I’m a fairly serious competitive Scrabble player (no, really), which is why I was seriously freaked out to read this morning that Mattel was changing the rules of the game for the first time in 62 years to allow proper nouns like “Jay-Z” and “Shakira” as playable words. The story has been enthusiastically picked up by British media outlets, including The Telegraph, the Daily Mail, and BBC News.
This would be a nightmare for a number of reasons, not least of which would be deciding which nouns are “proper”: Which brands, celebrities, and acronyms are “big” enough that they warrant dictionary entries? Does “TomKat,” for Tom Cruise and Katie Holmes’ annoyingly portmanteaued relationship, work? Is “Bennifer” still valid even though Ben Affleck and Jennifer Lopez have since broken up? All of which raises another point: Scrabble as we know it would become really dumb.
Fortunately, we got in touch with a Mattel rep, and he confirmed that the rumors of a Scrabble rule change making the rounds in the British press are wildly overblown.
Philip Nelkon, a representative for Mattel and a legendary Scrabble player in his own right, told us that the proposed rule changes applied to a family-oriented new variant on the game, but that classic Scrabble would continue to exist as it currently does, with no changes to the rules or the dictionary.
[The British press] refers to a new edition of the classic game that introduces new twists on the classic rules. One of the new rules includes the opportunity for players to play proper nouns and there are others included such as playing a word backwards or stealing opponent’s tiles, introducing new dimensions of play. The new rules provide a great new opportunity for families to get involved in word play.
The new game will appear later in the year, the classic game will still be available and will not change.
Interestingly, despite all of the “outrage!” stories popping up about the largely made-up Scrabble rule change, some of the more photographically-memoried expert-level Scrabble players might actually welcome such a change, as it would give them more words to memorize and thus more tools with which to trounce their competition: With an expanded dictionary, there would be an expanded number of better optimum plays in many positions.
For instance, there’s currently no 7-letter word containing the letters AAHIKRS, but if “SHAKIRA” was a playable word, if you had those seven letters on your rack, you could play them all off and get the 50-point bonus that comes with playing off all of your letters. Under the current Scrabble dictionary, you can only make a so-called “bingo” with AAHIKRS if there’s an open T on the board, in which case you can play KITHARAS, which is the plural of KITHARA, which is listed by the Official Scrabble Players’ Dictionary as an alternate spelling for “cithara,” which is an ancient Greek musical instrument.
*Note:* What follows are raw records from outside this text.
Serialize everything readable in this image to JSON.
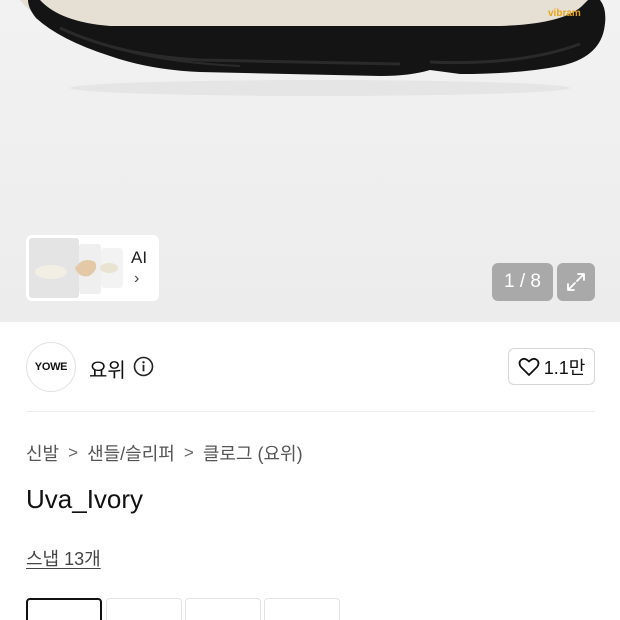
{
  "gallery": {
    "pager_text": "1 / 8",
    "ai_label": "AI",
    "ai_chevron": "›",
    "shoe_badge": "vibram",
    "accent_color": "#e8a317"
  },
  "brand": {
    "logo_text": "YOWE",
    "name": "요위"
  },
  "like": {
    "count": "1.1만"
  },
  "breadcrumb": {
    "items": [
      "신발",
      "샌들/슬리퍼",
      "클로그 (요위)"
    ],
    "separator": ">"
  },
  "product": {
    "title": "Uva_Ivory",
    "snap_link": "스냅 13개"
  },
  "options": {
    "selected_index": 0,
    "count": 4
  }
}
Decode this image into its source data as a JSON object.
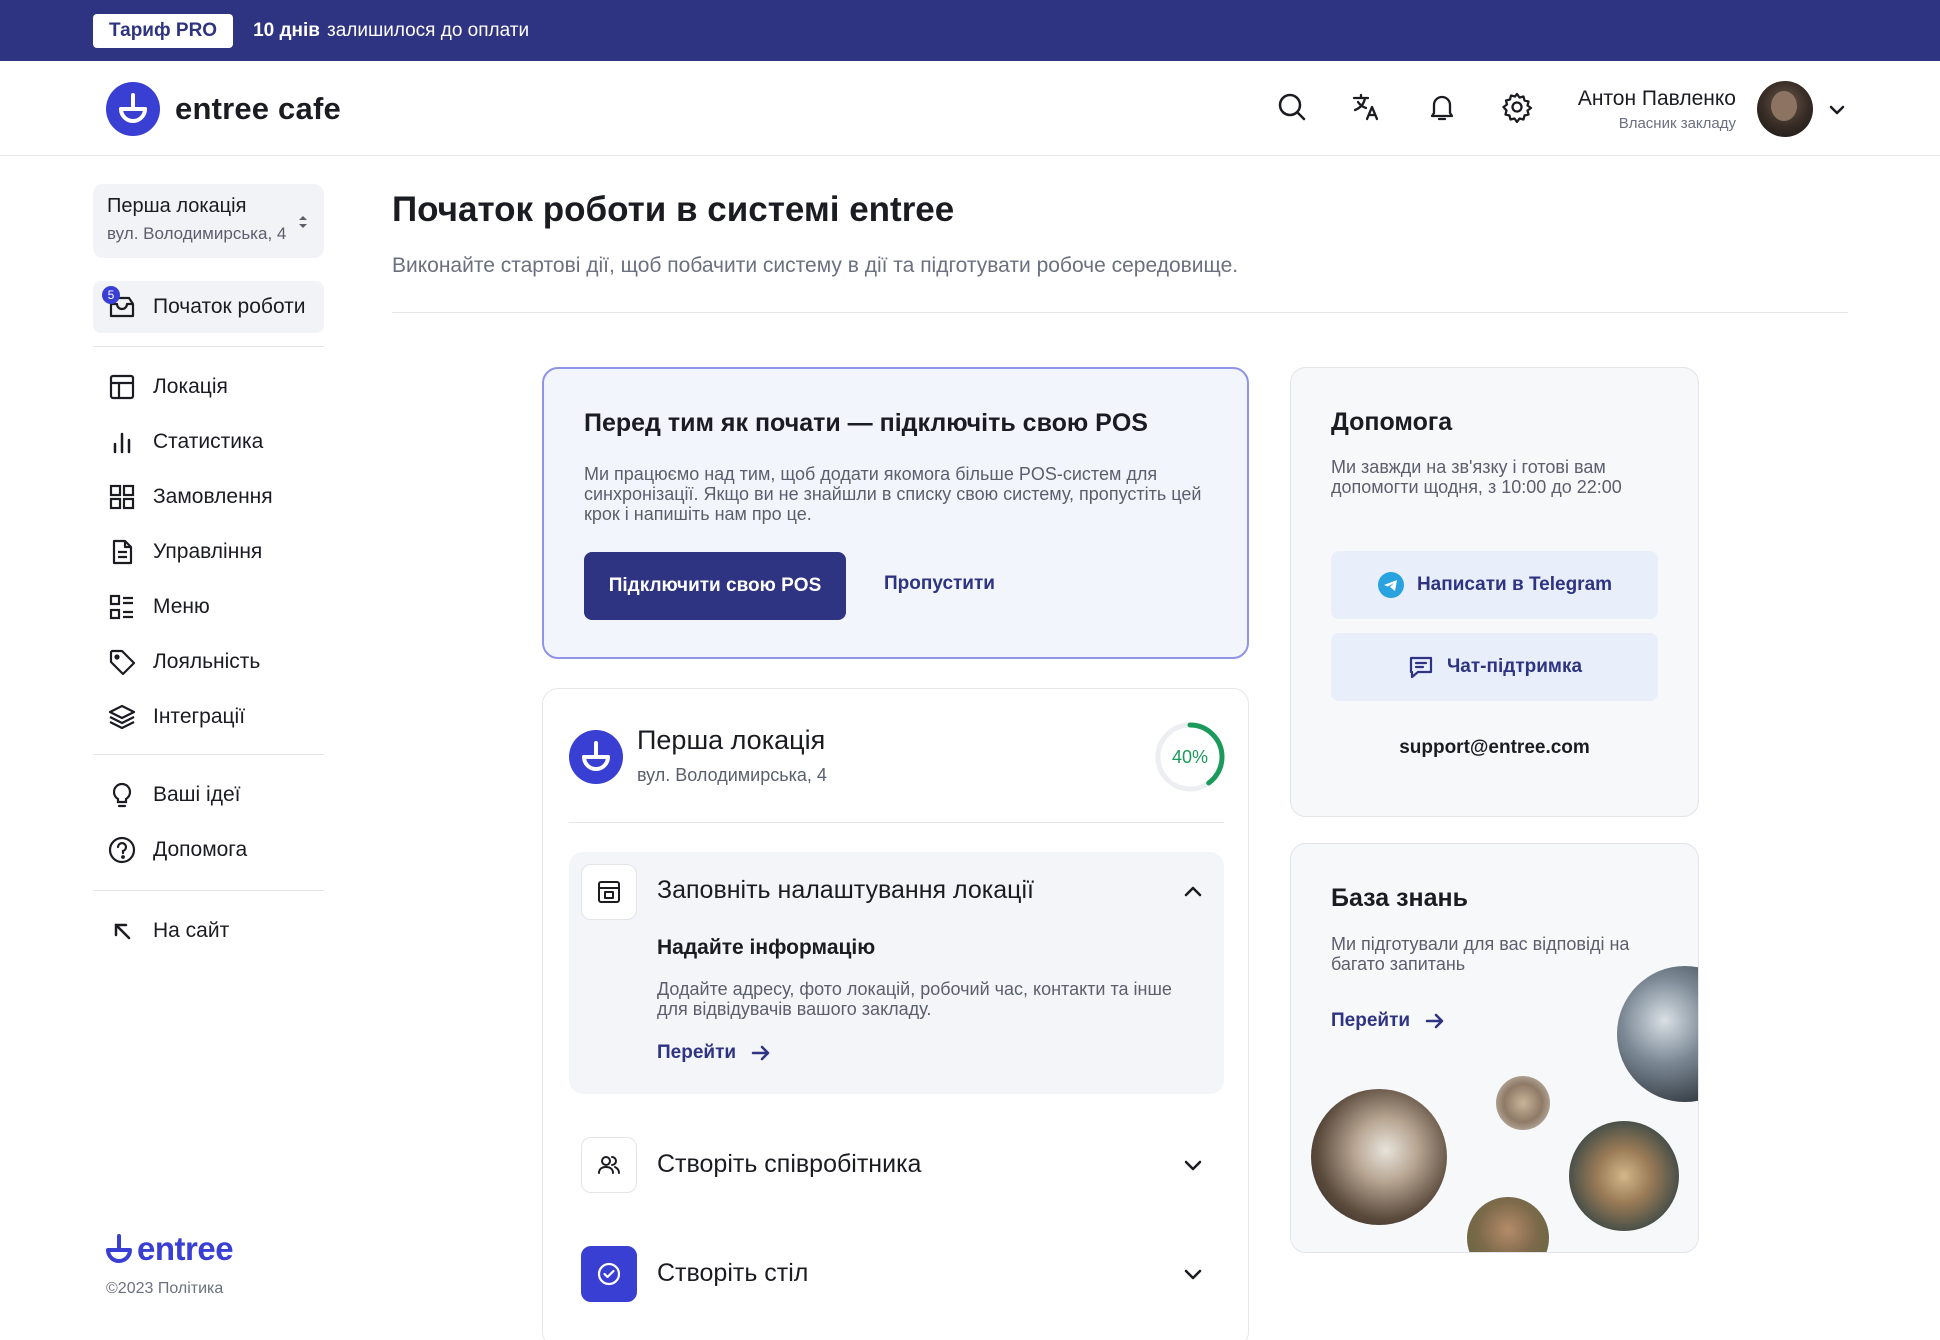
{
  "banner": {
    "plan": "Тариф PRO",
    "days": "10 днів",
    "rest": "залишилося до оплати"
  },
  "header": {
    "logo_text": "entree cafe",
    "user_name": "Антон Павленко",
    "user_role": "Власник закладу",
    "icons": [
      "search-icon",
      "translate-icon",
      "bell-icon",
      "gear-icon"
    ]
  },
  "sidebar": {
    "location": {
      "name": "Перша локація",
      "address": "вул. Володимирська, 4"
    },
    "start": {
      "label": "Початок роботи",
      "badge": "5"
    },
    "items": [
      {
        "label": "Локація",
        "icon": "layout-icon"
      },
      {
        "label": "Статистика",
        "icon": "bar-chart-icon"
      },
      {
        "label": "Замовлення",
        "icon": "grid-icon"
      },
      {
        "label": "Управління",
        "icon": "document-icon"
      },
      {
        "label": "Меню",
        "icon": "menu-list-icon"
      },
      {
        "label": "Лояльність",
        "icon": "tag-icon"
      },
      {
        "label": "Інтеграції",
        "icon": "layers-icon"
      }
    ],
    "secondary": [
      {
        "label": "Ваші ідеї",
        "icon": "lightbulb-icon"
      },
      {
        "label": "Допомога",
        "icon": "help-circle-icon"
      }
    ],
    "site": {
      "label": "На сайт",
      "icon": "arrow-up-left-icon"
    },
    "footer": {
      "logo": "entree",
      "copyright": "©2023",
      "policy": "Політика"
    }
  },
  "main": {
    "title": "Початок роботи в системі entree",
    "subtitle": "Виконайте стартові дії, щоб побачити систему в дії та підготувати робоче середовище."
  },
  "pos_card": {
    "title": "Перед тим як почати — підключіть свою POS",
    "text": "Ми працюємо над тим, щоб додати якомога більше POS-систем для синхронізації. Якщо ви не знайшли в списку свою систему, пропустіть цей крок і напишіть нам про це.",
    "primary": "Підключити свою POS",
    "skip": "Пропустити"
  },
  "location_card": {
    "name": "Перша локація",
    "address": "вул. Володимирська, 4",
    "progress_label": "40%",
    "progress": 0.4,
    "steps": [
      {
        "title": "Заповніть налаштування локації",
        "subtitle": "Надайте інформацію",
        "description": "Додайте адресу, фото локацій, робочий час, контакти та інше для відвідувачів вашого закладу.",
        "link": "Перейти",
        "expanded": true
      },
      {
        "title": "Створіть співробітника",
        "expanded": false
      },
      {
        "title": "Створіть стіл",
        "expanded": false,
        "done": true
      }
    ]
  },
  "help_card": {
    "title": "Допомога",
    "text": "Ми завжди на зв'язку і готові вам допомогти щодня, з 10:00 до 22:00",
    "telegram": "Написати в Telegram",
    "chat": "Чат-підтримка",
    "email": "support@entree.com"
  },
  "kb_card": {
    "title": "База знань",
    "text": "Ми підготували для вас відповіді на багато запитань",
    "link": "Перейти"
  },
  "colors": {
    "brand": "#3a3fd3",
    "navy": "#2e3382",
    "success": "#1b9a5b"
  }
}
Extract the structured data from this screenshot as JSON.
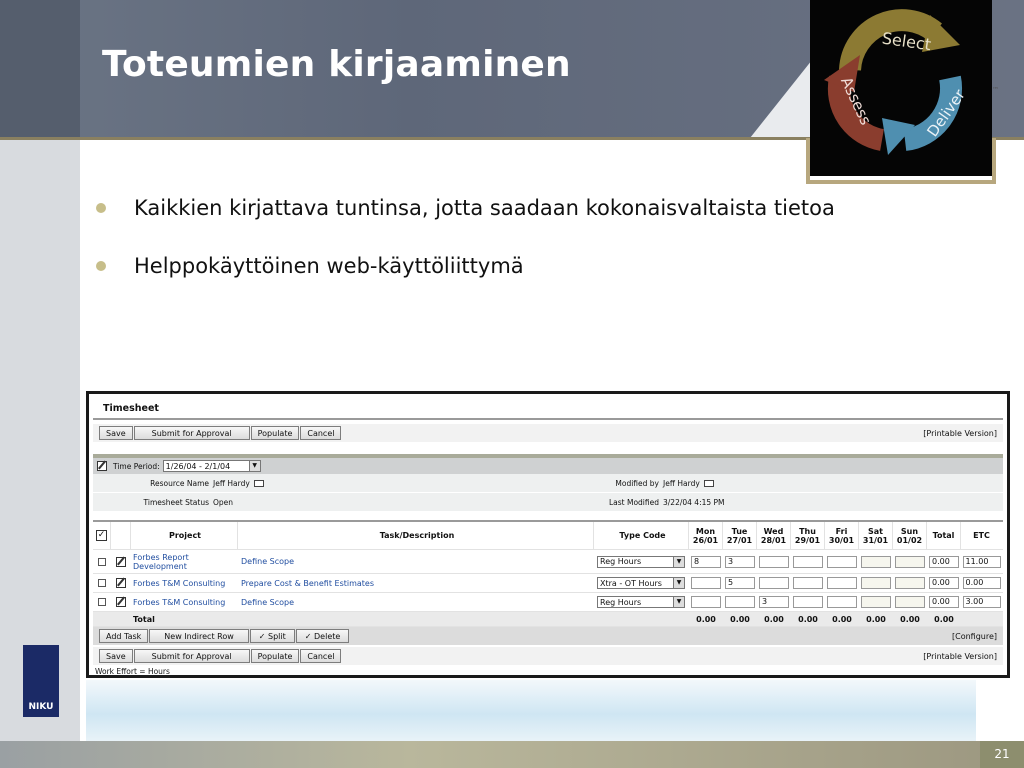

Of course, there’s an argument to be made that a game that allows the alternate spellings of ancient Greek musical instruments but ignores the names of popular modern-day musicians is a little bit out of rhythm with the times — which is why, while I hold my nose a little at the new family friendly variant, it’s not the worst thing in the world. People who see the game as a light diversion may play the new ‘relaxed’ version (though I suspect that classic Scrabble will continue to outsell it), and players who take the real game at all seriously will continue to play that. It’s just a relief that not everybody is being dragged down into the same, celebrity-obsessed pit.